Recovering from Mortality
Primary Category: Literature / Nonfiction
- Aull, Felice
- Date of entry: Jan-09-2006
- Last revised: Aug-16-2006
Subtitled, "Essays from a Cancer Limbo Time," this collection of essays constitutes a memoir of living while dying. It was written during the time following the author’s acute treatment for Stage IV lung cancer, when she felt well enough to write--a period of approximately one year during which she was still taking oral anticancer medication. Based on journal entries and memory, Cumming reflects on what it is like to be in a state of "recovery" while at the same time, and variably, anticipating death. "I knew that my kind of cancer was not curable, and yet, for a spell, it seemed to have vanished" (xvi). How does one go about living in the face of "a very good partial response" to treatment?
Winner, Independent Publisher Award (2006)
Novello Festival Press
Cumming, who died two years after being diagnosed with cancer, was a teacher of writing and literature and also wrote short stories, poetry, and essays. Recovering from Mortality is beautifully written, thoughtful, and honest. It presents the reflections of a woman who seizes on the event that has announced her mortality and is inspired by that event to pare life down to essentials, yet who also recognizes that it is easy to slip into the unaware habits of daily life when the immediate threat recedes. And who recognizes the satisfactions of those daily habits even as she is conflicted about losing "the simplicity, the intensity, the magnitude of days when I could hear each turning of the wheels over the track" (21).

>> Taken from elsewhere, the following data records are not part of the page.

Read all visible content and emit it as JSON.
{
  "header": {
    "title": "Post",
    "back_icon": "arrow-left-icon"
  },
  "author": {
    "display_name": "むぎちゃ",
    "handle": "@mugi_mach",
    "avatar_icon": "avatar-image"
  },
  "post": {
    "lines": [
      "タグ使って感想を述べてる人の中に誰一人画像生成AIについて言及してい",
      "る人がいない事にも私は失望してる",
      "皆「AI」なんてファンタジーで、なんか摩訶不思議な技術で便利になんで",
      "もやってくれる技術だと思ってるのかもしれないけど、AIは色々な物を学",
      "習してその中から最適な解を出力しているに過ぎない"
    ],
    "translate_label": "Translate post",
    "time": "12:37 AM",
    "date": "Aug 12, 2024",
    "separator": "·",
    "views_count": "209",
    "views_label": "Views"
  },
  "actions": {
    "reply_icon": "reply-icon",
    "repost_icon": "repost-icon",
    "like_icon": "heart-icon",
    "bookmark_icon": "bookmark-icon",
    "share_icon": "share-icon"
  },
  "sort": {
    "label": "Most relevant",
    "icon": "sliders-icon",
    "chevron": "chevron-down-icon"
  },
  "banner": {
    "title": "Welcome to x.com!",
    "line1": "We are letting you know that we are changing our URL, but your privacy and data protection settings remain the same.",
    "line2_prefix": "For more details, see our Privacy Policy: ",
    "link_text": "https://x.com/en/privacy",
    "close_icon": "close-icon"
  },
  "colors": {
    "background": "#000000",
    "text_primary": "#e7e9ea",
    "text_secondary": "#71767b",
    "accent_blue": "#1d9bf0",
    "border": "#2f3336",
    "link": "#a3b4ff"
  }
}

Cumming discusses how, after the diagnosis, her husband did intensive research about treatment and outcomes while she gave little thought to treatment, concentrating instead on doing "the dying well . . . to live every minute of my dying" (65 ). She writes about what she needed from her doctors and what they were able to give, and how that changed during the vicissitudes of her response to treatment. She discusses her relationship with family, friends, neighbors--what she wanted from them, how they responded, and what she withheld from them. Throughout these essays, Cumming is acutely aware of herself but she is always thinking about the larger issue of what it is to be human. She hoped for the transformations she writes about to be shared with those who "might find my experience helpful" (xvi).